Search the records for "length". Copy every line where it appears.

Provided data START

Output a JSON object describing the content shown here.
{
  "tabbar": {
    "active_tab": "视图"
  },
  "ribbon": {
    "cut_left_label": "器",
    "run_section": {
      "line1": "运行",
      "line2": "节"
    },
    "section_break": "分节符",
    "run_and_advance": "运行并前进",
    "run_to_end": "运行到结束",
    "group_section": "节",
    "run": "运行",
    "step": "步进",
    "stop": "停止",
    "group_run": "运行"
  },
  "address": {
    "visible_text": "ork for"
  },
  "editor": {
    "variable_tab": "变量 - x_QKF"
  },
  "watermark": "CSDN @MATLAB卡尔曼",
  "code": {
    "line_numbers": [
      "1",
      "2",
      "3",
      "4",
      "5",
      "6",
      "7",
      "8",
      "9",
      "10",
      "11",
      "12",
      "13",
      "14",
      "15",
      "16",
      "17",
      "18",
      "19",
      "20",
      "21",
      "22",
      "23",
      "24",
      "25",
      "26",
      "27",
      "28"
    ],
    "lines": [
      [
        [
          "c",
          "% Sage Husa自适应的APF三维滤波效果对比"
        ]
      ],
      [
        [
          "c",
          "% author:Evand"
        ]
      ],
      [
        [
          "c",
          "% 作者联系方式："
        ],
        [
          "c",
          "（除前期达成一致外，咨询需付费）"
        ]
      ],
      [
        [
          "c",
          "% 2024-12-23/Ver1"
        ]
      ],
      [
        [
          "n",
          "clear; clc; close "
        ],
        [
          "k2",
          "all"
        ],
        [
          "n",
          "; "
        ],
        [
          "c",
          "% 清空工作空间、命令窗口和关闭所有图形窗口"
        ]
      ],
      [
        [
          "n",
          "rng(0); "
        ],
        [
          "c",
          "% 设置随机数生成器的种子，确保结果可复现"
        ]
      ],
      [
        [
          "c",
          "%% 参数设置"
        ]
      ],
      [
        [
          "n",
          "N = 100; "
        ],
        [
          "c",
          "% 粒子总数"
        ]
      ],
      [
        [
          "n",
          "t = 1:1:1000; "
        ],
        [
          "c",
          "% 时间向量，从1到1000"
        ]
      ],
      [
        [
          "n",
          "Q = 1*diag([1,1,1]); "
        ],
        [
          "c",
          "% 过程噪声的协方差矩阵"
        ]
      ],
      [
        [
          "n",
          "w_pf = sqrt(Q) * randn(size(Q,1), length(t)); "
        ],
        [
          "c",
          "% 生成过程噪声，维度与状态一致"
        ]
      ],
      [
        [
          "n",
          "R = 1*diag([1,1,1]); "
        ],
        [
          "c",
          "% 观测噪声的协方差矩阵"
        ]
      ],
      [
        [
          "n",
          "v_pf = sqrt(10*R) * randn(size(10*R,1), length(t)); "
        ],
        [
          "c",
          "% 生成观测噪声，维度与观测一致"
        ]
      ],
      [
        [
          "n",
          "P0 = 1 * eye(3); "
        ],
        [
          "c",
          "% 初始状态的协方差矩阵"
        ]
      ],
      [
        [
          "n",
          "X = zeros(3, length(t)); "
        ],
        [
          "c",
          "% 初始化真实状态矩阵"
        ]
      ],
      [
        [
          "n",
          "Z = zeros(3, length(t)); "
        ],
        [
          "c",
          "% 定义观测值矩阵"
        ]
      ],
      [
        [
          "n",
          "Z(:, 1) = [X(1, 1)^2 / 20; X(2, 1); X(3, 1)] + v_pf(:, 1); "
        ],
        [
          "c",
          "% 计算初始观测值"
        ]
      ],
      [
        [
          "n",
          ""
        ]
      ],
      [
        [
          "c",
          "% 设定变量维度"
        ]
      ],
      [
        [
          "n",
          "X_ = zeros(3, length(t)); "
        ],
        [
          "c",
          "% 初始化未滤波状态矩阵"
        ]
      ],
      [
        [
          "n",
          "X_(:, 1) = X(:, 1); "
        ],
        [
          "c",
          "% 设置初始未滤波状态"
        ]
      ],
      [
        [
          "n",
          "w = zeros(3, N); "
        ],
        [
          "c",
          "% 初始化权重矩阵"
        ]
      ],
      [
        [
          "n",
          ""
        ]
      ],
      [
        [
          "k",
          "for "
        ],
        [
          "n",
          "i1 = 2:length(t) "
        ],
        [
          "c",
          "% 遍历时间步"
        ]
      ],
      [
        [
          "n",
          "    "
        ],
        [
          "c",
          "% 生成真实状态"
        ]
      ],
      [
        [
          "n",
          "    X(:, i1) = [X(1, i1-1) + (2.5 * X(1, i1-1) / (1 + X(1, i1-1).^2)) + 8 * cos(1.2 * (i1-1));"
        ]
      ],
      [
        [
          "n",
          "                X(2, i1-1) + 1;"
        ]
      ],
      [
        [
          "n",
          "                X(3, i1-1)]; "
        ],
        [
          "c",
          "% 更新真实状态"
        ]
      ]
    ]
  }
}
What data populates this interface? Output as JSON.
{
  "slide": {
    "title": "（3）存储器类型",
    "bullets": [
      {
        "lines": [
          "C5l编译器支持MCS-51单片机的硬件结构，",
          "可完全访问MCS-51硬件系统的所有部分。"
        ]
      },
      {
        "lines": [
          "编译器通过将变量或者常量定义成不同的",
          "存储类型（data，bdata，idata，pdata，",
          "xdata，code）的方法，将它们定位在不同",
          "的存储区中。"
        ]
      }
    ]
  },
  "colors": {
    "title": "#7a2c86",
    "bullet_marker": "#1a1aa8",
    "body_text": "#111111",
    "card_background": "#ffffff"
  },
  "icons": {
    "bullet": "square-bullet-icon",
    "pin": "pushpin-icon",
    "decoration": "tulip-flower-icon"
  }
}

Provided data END

- [Written answer]
          "w_pf = sqrt(Q) * randn(size(Q,1), length(t)); "
          "v_pf = sqrt(10*R) * randn(size(10*R,1), length(t)); "
          "X = zeros(3, length(t)); "
          "Z = zeros(3, length(t)); "
          "X_ = zeros(3, length(t)); "
          "i1 = 2:length(t) "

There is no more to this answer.